_PROBLEM TO WORK ON_
Before anything else, copy every record below exactly as it stands.
TASK INPUT Start Marker
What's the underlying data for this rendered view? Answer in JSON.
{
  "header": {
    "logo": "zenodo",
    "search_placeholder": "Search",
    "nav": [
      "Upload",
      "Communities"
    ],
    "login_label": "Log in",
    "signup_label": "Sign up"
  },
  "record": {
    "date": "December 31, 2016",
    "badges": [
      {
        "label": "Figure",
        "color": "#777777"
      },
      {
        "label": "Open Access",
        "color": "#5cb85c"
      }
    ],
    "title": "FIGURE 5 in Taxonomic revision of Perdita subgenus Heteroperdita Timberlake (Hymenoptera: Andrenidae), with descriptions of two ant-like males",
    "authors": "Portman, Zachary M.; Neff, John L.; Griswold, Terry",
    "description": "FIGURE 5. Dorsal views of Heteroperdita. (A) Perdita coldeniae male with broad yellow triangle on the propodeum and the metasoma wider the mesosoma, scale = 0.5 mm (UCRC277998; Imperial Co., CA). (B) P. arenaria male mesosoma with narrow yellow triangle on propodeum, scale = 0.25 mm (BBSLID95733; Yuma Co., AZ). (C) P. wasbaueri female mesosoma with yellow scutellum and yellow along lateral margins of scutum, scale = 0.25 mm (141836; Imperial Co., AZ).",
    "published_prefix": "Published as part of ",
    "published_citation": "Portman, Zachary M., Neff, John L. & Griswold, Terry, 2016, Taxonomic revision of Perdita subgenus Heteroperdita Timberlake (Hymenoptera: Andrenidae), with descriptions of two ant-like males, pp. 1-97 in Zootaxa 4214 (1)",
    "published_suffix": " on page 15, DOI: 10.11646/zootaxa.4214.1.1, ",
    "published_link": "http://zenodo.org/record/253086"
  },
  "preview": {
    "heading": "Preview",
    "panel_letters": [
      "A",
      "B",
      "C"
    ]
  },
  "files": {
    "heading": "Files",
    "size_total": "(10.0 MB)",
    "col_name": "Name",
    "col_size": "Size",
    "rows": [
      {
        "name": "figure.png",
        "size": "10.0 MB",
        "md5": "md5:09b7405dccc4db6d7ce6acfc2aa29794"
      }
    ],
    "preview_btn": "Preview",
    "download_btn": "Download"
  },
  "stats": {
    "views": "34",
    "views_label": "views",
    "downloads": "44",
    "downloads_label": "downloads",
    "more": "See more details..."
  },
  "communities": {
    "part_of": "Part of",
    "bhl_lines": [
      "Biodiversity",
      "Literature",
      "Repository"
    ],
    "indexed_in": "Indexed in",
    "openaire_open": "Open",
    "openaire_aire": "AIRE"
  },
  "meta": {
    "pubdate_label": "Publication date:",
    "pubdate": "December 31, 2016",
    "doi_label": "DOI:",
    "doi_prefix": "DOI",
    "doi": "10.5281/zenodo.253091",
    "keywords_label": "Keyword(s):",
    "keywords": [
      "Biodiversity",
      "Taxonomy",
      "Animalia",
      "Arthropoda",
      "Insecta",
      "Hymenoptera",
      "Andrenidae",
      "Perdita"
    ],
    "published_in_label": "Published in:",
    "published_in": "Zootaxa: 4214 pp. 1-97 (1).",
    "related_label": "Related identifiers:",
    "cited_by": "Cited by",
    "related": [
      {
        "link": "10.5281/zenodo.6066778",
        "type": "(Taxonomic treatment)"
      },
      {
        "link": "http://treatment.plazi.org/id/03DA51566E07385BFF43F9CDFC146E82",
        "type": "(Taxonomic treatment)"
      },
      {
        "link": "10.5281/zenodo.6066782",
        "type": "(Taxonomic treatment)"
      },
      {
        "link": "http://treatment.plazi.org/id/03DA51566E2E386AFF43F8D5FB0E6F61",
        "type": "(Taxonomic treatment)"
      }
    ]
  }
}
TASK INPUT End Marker
_EXERCISE RESPONSE_
What's the underlying data for this rendered view? Answer in JSON.
{
  "header": {
    "logo": "zenodo",
    "search_placeholder": "Search",
    "nav": [
      "Upload",
      "Communities"
    ],
    "login_label": "Log in",
    "signup_label": "Sign up"
  },
  "record": {
    "date": "December 31, 2016",
    "badges": [
      {
        "label": "Figure",
        "color": "#777777"
      },
      {
        "label": "Open Access",
        "color": "#5cb85c"
      }
    ],
    "title": "FIGURE 5 in Taxonomic revision of Perdita subgenus Heteroperdita Timberlake (Hymenoptera: Andrenidae), with descriptions of two ant-like males",
    "authors": "Portman, Zachary M.; Neff, John L.; Griswold, Terry",
    "description": "FIGURE 5. Dorsal views of Heteroperdita. (A) Perdita coldeniae male with broad yellow triangle on the propodeum and the metasoma wider the mesosoma, scale = 0.5 mm (UCRC277998; Imperial Co., CA). (B) P. arenaria male mesosoma with narrow yellow triangle on propodeum, scale = 0.25 mm (BBSLID95733; Yuma Co., AZ). (C) P. wasbaueri female mesosoma with yellow scutellum and yellow along lateral margins of scutum, scale = 0.25 mm (141836; Imperial Co., AZ).",
    "published_prefix": "Published as part of ",
    "published_citation": "Portman, Zachary M., Neff, John L. & Griswold, Terry, 2016, Taxonomic revision of Perdita subgenus Heteroperdita Timberlake (Hymenoptera: Andrenidae), with descriptions of two ant-like males, pp. 1-97 in Zootaxa 4214 (1)",
    "published_suffix": " on page 15, DOI: 10.11646/zootaxa.4214.1.1, ",
    "published_link": "http://zenodo.org/record/253086"
  },
  "preview": {
    "heading": "Preview",
    "panel_letters": [
      "A",
      "B",
      "C"
    ]
  },
  "files": {
    "heading": "Files",
    "size_total": "(10.0 MB)",
    "col_name": "Name",
    "col_size": "Size",
    "rows": [
      {
        "name": "figure.png",
        "size": "10.0 MB",
        "md5": "md5:09b7405dccc4db6d7ce6acfc2aa29794"
      }
    ],
    "preview_btn": "Preview",
    "download_btn": "Download"
  },
  "stats": {
    "views": "34",
    "views_label": "views",
    "downloads": "44",
    "downloads_label": "downloads",
    "more": "See more details..."
  },
  "communities": {
    "part_of": "Part of",
    "bhl_lines": [
      "Biodiversity",
      "Literature",
      "Repository"
    ],
    "indexed_in": "Indexed in",
    "openaire_open": "Open",
    "openaire_aire": "AIRE"
  },
  "meta": {
    "pubdate_label": "Publication date:",
    "pubdate": "December 31, 2016",
    "doi_label": "DOI:",
    "doi_prefix": "DOI",
    "doi": "10.5281/zenodo.253091",
    "keywords_label": "Keyword(s):",
    "keywords": [
      "Biodiversity",
      "Taxonomy",
      "Animalia",
      "Arthropoda",
      "Insecta",
      "Hymenoptera",
      "Andrenidae",
      "Perdita"
    ],
    "published_in_label": "Published in:",
    "published_in": "Zootaxa: 4214 pp. 1-97 (1).",
    "related_label": "Related identifiers:",
    "cited_by": "Cited by",
    "related": [
      {
        "link": "10.5281/zenodo.6066778",
        "type": "(Taxonomic treatment)"
      },
      {
        "link": "http://treatment.plazi.org/id/03DA51566E07385BFF43F9CDFC146E82",
        "type": "(Taxonomic treatment)"
      },
      {
        "link": "10.5281/zenodo.6066782",
        "type": "(Taxonomic treatment)"
      },
      {
        "link": "http://treatment.plazi.org/id/03DA51566E2E386AFF43F8D5FB0E6F61",
        "type": "(Taxonomic treatment)"
      }
    ]
  }
}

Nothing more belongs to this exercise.